With epicycles you can draw very complex images such as this one:
![](https://media.giphy.com/media/5sYuAhjih2LvHRq7nl/giphy.gif)
The way to make an epicycle draw a specific image is by sampling a few points from the image and then force the functions $x(t)$ and $y(t)$ to pass as close as possible to the sampled points - for instance, minimizing the mean square error by varying the $R_i, w_i$ and $\phi_i$.
To do this, it's convenient to work in the complex plane so that:
$$
p_j = x_j + iy_j \\
p(t) = x(t) + iy(t)= \sum_j^{N} R_j( \cos(w_i t + \phi_i) + i\sin(w_i t + \phi_i))=\sum_j^{N} R_j e^{iw_jt+\phi_j}
$$
where N is just the total number of circles.
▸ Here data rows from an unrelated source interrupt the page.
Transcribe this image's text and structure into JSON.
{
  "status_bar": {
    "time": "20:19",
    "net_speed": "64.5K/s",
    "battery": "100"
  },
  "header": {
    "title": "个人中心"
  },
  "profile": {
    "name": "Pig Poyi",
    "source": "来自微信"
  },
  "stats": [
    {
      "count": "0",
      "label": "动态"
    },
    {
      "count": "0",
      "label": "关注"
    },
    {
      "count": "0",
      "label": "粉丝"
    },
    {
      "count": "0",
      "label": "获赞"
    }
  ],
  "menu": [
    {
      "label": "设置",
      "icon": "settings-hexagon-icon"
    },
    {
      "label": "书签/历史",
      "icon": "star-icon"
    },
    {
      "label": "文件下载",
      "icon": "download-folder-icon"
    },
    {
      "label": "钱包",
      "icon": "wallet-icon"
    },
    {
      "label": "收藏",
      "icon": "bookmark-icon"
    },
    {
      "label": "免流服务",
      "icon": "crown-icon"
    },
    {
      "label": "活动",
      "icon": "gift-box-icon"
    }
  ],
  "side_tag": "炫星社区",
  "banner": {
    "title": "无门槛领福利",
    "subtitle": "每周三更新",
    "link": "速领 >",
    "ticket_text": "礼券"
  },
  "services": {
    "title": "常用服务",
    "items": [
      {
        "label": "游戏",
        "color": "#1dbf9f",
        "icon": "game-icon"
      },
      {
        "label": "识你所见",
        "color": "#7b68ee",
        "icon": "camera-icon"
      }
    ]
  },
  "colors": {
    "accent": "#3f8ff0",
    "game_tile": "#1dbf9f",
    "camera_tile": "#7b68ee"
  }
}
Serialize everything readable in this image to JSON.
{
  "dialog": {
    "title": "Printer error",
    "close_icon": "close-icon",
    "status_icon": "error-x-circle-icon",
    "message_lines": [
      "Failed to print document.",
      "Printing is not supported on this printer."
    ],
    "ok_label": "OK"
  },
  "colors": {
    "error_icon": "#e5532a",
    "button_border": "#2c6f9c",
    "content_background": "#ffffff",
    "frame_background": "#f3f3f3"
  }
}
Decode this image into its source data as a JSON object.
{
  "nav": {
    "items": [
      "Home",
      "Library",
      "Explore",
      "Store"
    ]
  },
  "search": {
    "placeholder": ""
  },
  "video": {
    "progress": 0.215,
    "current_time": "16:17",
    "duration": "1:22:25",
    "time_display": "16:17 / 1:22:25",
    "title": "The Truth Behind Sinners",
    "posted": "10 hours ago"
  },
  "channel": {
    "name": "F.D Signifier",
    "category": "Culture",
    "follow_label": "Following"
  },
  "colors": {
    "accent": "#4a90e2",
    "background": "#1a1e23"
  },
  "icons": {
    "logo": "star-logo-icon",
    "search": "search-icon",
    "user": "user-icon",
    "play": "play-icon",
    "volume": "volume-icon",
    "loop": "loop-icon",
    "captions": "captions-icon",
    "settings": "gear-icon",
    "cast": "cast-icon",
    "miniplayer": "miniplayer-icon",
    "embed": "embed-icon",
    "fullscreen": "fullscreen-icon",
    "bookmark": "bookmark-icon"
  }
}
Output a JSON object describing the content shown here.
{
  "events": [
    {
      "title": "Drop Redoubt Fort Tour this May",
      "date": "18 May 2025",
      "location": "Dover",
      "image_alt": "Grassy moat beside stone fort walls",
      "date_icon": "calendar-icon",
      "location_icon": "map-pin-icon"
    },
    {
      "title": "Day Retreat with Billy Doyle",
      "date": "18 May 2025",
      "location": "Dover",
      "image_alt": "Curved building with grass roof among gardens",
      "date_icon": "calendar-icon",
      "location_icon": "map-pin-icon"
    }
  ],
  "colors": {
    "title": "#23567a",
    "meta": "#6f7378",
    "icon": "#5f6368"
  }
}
A final assumption that we can do to further simplify things: instead of choosing N arbitrary speeds w, we'll make the speeds be 0 (stationary), 1x, -1x, 2x, -2x, 3x, -3x, ... N/2x, -N/2x.
$$
p(t) = \sum_{j=0}^{N} \underbrace{X_j}_{R_je^{\phi_j}} e^{\frac{2\pi i j}{N}t}
$$
This expression is just a Discrete Fourier Transform, which means we can use it on the points $p_j$ and get the coefficients $X_j$!
[Freeman Dyson](https://en.wikipedia.org/wiki/Freeman_Dyson) was working at the time with a team of graduate students and postdocs from Cornell to calculate the effects of the strong force in the scattering of mesons by protons. He was inspired by the calculations that had been previously done for Quantum Electrodynamics which showed a tremendous agreement between experiment and theory. He wanted to do the same for the strong force and compare it with [Fermi's](https://en.wikipedia.org/wiki/Enrico_Fermi) measurements of the scattering of mesons by protons.
To calculate the meson-proton scattering, he used a theory of the strong forces known as pseudoscalar meson theory. The problem was that electromagnetic forces are weak and in the pseudoscalar theory the forces are so strong that in order to calculate anything you'd need to introduce artificial parameters (cut-offs) in the integrals to avoid divergences.
When Dyson showed Fermi the scattering calculations, Fermi pointed that the arbitrary cut-offs are "are not based either on solid physics or on solid mathematics", challenging the validity of the calculations. Finally after knowing that Dyson used 4 parameters (cut-offs) for the calculations he quoted his friend John Von Neumann saying that "with 4 parameters I can fit an elephant, and with 5 I can make him wiggle his trunk"
Fermi was in the end absolutely right. A few years after Fermi died, Murray Gell-Mann discovered quarks, the missing link to make sense of strong interactions (mesons and protons are simply little bags made of quarks).
Dyson describes the episode in more detail in this charming interview with Web of Stories.
[!['aw'](https://i.ytimg.com/vi/kEAy6ClrDLA/hqdefault.jpg)](https://www.youtube.com/watch?v=hV41QEKiMlM)